====== Record set
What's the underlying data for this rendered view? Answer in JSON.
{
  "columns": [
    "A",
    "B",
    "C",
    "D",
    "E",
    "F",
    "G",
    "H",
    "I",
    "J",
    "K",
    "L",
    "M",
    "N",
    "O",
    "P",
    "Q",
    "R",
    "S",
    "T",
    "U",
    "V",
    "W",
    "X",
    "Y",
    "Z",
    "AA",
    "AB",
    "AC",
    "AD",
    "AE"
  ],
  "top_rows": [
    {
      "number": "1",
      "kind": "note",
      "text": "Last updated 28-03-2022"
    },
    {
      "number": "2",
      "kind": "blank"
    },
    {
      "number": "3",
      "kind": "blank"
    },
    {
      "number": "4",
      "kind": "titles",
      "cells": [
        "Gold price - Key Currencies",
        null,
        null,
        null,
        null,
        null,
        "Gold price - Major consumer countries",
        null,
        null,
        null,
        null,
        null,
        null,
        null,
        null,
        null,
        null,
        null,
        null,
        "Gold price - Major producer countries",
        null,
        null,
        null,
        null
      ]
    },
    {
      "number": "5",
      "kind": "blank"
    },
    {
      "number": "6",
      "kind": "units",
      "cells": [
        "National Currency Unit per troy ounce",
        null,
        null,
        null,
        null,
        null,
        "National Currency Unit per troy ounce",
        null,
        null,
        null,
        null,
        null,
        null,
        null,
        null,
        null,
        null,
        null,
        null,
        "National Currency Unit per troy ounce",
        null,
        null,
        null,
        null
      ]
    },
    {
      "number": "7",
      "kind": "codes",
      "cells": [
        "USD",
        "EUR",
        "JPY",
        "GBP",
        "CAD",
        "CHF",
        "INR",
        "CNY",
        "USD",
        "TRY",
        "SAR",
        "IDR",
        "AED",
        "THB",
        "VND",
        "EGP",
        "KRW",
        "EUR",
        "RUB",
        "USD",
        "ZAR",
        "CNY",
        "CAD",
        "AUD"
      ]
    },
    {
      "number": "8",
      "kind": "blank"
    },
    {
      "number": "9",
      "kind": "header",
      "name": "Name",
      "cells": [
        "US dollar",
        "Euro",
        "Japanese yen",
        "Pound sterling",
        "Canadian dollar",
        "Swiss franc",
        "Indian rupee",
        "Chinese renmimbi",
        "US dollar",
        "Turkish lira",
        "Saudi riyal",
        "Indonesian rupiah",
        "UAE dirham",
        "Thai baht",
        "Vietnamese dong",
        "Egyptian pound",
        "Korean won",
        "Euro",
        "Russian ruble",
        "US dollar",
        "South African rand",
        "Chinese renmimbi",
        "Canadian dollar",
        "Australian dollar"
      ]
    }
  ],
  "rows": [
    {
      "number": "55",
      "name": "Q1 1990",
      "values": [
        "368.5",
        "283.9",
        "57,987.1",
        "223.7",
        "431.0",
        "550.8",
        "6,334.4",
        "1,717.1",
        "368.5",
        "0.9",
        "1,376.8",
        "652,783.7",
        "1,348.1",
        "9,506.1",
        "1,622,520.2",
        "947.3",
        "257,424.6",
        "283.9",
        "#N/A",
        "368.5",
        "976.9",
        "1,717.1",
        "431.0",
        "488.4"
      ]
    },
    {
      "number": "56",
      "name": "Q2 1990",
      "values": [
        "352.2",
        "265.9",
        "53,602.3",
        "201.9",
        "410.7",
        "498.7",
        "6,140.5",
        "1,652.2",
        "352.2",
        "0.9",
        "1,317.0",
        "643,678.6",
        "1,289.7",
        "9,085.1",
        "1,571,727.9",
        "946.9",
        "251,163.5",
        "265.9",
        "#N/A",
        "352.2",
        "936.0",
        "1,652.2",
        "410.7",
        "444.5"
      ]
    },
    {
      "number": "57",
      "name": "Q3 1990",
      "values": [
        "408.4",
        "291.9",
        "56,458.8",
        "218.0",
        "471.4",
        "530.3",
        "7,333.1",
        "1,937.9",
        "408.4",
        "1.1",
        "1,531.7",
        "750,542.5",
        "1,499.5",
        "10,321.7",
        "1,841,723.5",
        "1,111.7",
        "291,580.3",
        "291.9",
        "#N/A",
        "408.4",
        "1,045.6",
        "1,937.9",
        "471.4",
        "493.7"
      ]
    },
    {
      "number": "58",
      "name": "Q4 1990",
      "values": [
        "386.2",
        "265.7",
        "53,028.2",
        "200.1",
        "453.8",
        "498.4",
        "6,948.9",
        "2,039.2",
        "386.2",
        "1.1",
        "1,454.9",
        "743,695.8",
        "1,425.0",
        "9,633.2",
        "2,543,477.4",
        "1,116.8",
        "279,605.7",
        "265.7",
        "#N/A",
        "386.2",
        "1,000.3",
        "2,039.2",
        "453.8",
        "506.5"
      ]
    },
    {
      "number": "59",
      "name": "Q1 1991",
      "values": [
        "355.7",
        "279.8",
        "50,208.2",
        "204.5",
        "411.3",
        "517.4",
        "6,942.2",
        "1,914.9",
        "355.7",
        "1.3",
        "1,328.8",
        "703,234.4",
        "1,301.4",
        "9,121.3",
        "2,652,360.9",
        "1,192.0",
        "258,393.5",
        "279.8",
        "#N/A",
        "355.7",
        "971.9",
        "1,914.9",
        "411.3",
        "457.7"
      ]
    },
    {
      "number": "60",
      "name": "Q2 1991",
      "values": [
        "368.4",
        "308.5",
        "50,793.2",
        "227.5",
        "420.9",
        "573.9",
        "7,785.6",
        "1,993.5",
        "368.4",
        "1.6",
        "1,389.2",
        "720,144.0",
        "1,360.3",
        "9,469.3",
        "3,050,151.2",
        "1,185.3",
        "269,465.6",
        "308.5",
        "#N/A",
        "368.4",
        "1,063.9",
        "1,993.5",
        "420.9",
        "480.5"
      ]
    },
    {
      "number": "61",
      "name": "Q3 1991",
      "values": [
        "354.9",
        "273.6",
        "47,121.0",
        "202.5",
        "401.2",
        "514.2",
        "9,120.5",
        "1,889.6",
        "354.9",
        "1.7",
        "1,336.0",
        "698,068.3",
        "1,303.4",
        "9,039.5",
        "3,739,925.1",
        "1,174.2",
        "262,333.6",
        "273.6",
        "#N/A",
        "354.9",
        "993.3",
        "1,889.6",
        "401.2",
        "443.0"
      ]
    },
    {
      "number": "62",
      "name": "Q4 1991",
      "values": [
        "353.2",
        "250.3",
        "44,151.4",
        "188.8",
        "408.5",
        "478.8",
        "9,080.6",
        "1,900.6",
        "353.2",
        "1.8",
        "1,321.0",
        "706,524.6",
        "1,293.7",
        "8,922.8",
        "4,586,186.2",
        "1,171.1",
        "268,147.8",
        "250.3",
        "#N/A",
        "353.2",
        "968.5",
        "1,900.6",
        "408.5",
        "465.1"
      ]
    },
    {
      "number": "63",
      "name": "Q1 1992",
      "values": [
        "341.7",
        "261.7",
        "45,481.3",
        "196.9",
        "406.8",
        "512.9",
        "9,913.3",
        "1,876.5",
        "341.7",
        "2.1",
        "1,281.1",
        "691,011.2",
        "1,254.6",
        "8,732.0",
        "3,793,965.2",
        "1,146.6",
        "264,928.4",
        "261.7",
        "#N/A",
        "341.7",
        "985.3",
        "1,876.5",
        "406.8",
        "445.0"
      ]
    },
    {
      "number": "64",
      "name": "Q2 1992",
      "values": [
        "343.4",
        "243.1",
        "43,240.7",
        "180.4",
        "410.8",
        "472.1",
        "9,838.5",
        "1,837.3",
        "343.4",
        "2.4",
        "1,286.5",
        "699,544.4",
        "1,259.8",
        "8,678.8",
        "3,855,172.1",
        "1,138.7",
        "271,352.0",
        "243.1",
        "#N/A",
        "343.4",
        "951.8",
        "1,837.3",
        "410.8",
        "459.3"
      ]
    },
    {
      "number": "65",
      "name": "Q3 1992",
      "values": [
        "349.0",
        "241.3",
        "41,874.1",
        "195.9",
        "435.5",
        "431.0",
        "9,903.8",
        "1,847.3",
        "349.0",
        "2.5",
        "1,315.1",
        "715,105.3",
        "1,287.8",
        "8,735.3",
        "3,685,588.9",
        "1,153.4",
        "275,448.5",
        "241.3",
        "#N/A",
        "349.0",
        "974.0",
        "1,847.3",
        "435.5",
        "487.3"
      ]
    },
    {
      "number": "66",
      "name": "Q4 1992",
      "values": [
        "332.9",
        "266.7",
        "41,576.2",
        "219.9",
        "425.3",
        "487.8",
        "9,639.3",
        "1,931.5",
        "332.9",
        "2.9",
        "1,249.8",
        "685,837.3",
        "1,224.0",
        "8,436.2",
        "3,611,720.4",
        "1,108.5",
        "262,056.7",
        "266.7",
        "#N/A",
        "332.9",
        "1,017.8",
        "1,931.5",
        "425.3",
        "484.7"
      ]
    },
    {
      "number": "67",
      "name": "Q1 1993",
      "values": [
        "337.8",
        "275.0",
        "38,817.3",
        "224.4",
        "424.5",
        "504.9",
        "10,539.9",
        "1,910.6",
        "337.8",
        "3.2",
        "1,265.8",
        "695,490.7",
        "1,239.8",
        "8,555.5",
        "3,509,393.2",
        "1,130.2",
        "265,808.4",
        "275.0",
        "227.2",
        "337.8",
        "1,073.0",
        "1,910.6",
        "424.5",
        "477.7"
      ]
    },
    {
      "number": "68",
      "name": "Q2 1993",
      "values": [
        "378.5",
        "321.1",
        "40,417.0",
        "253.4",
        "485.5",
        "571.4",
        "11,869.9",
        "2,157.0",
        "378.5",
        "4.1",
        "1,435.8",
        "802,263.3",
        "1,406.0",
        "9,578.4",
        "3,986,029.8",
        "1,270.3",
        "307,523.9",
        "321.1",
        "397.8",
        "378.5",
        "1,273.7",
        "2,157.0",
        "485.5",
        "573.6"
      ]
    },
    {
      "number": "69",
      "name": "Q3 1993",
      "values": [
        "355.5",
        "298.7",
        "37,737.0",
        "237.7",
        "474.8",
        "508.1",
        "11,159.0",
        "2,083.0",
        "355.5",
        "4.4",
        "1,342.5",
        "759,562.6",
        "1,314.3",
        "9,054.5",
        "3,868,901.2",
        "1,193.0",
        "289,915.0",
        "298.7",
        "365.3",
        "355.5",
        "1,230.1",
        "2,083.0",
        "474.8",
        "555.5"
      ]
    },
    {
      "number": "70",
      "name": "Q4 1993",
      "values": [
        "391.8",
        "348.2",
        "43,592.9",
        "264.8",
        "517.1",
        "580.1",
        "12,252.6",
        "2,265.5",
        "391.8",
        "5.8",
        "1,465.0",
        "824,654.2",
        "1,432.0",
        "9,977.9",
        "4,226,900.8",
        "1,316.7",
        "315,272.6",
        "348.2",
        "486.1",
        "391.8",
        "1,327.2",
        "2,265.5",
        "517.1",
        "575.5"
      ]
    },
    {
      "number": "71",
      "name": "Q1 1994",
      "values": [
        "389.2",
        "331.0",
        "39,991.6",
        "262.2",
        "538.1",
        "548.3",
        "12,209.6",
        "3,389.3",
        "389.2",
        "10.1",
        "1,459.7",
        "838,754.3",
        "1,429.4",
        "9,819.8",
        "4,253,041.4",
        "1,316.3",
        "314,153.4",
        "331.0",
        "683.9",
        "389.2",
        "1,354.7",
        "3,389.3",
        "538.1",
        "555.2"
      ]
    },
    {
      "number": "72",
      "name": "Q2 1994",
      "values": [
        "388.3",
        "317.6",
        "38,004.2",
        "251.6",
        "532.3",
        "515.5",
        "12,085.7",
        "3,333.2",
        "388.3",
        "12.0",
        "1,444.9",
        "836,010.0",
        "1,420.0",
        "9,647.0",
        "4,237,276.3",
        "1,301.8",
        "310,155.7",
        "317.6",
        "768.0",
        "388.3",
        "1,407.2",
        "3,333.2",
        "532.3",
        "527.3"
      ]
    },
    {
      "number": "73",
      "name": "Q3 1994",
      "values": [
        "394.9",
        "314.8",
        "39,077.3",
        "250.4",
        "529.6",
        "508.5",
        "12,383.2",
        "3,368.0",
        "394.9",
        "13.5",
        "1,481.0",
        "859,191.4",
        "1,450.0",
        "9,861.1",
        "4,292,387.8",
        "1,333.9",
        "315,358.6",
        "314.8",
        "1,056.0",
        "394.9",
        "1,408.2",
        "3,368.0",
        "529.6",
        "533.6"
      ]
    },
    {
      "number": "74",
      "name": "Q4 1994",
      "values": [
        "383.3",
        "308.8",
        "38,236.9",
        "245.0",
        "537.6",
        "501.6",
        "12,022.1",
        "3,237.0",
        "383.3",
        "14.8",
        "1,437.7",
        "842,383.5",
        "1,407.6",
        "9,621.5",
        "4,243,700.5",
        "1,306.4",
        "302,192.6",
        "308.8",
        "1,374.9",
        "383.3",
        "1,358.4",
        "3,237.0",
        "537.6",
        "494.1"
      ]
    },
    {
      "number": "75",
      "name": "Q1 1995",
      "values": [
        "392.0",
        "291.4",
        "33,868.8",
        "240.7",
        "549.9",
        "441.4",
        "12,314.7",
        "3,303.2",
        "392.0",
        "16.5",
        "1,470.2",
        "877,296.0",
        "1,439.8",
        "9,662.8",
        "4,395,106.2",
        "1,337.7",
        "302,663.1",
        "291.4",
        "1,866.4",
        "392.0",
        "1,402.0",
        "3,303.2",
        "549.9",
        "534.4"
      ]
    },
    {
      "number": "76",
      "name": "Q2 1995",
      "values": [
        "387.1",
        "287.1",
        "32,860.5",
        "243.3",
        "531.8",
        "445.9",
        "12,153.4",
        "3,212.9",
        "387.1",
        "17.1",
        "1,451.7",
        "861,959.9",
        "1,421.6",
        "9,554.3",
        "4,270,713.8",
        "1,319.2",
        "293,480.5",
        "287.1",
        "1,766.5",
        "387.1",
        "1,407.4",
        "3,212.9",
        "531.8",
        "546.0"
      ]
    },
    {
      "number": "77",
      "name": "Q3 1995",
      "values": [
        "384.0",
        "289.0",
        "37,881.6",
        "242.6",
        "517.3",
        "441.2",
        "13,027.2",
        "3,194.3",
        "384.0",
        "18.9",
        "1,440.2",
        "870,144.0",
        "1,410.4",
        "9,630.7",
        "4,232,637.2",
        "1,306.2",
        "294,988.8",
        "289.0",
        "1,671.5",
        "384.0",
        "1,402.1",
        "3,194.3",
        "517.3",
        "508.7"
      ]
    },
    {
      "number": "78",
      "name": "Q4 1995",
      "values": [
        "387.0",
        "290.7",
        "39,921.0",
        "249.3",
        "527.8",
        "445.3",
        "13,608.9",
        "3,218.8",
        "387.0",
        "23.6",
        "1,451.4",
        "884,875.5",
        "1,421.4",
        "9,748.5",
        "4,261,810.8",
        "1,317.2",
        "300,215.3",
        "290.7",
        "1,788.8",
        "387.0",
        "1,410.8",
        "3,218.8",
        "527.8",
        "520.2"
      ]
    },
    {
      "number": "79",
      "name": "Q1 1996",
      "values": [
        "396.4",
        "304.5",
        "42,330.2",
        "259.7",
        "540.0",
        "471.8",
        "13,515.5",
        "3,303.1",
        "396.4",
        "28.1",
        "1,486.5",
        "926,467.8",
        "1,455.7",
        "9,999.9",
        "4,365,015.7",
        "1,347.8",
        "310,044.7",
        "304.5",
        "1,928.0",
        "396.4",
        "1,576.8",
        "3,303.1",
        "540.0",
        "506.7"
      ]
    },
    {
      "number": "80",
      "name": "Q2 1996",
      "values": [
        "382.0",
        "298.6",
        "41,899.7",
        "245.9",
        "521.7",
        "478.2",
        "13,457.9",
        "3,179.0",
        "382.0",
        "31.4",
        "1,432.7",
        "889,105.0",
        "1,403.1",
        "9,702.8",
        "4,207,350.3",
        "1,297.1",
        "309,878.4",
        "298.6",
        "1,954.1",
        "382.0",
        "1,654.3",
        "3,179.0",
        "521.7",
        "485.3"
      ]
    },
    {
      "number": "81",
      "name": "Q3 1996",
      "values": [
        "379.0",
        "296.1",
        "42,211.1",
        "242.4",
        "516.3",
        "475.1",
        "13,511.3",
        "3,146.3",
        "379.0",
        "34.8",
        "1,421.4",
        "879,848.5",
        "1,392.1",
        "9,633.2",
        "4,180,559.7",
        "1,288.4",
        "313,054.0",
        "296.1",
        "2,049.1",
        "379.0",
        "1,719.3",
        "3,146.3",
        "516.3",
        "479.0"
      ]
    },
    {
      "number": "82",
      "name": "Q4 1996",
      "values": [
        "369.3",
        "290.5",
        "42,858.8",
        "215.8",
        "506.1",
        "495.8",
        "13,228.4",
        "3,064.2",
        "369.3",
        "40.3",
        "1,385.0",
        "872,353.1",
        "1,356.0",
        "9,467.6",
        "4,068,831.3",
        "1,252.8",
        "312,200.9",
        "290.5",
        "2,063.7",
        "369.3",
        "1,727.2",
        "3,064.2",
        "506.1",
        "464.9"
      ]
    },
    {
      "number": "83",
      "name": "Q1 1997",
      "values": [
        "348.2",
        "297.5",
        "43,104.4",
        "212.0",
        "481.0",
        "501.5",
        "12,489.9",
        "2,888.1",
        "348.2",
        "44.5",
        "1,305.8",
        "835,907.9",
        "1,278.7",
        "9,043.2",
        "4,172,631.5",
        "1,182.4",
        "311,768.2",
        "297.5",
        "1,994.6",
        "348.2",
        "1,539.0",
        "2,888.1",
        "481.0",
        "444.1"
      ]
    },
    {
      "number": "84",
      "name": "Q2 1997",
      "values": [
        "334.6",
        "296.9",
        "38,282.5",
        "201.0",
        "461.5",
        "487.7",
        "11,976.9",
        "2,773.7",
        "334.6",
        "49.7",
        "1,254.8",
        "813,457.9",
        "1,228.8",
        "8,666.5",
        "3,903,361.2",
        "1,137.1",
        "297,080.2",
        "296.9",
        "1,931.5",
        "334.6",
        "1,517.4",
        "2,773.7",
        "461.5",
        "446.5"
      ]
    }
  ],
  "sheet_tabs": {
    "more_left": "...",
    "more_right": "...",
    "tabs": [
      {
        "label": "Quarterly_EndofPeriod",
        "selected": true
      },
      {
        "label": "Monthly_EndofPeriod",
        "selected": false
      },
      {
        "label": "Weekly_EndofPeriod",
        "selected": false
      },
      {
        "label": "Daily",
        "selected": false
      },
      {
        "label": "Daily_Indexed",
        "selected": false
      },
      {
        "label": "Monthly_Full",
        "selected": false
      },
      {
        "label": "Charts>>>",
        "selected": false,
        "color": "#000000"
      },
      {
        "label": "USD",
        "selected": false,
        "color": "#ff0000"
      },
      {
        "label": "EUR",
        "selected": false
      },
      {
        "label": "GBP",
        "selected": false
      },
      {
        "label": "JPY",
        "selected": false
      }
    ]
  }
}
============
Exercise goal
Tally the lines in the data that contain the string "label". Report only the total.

Result for this task
11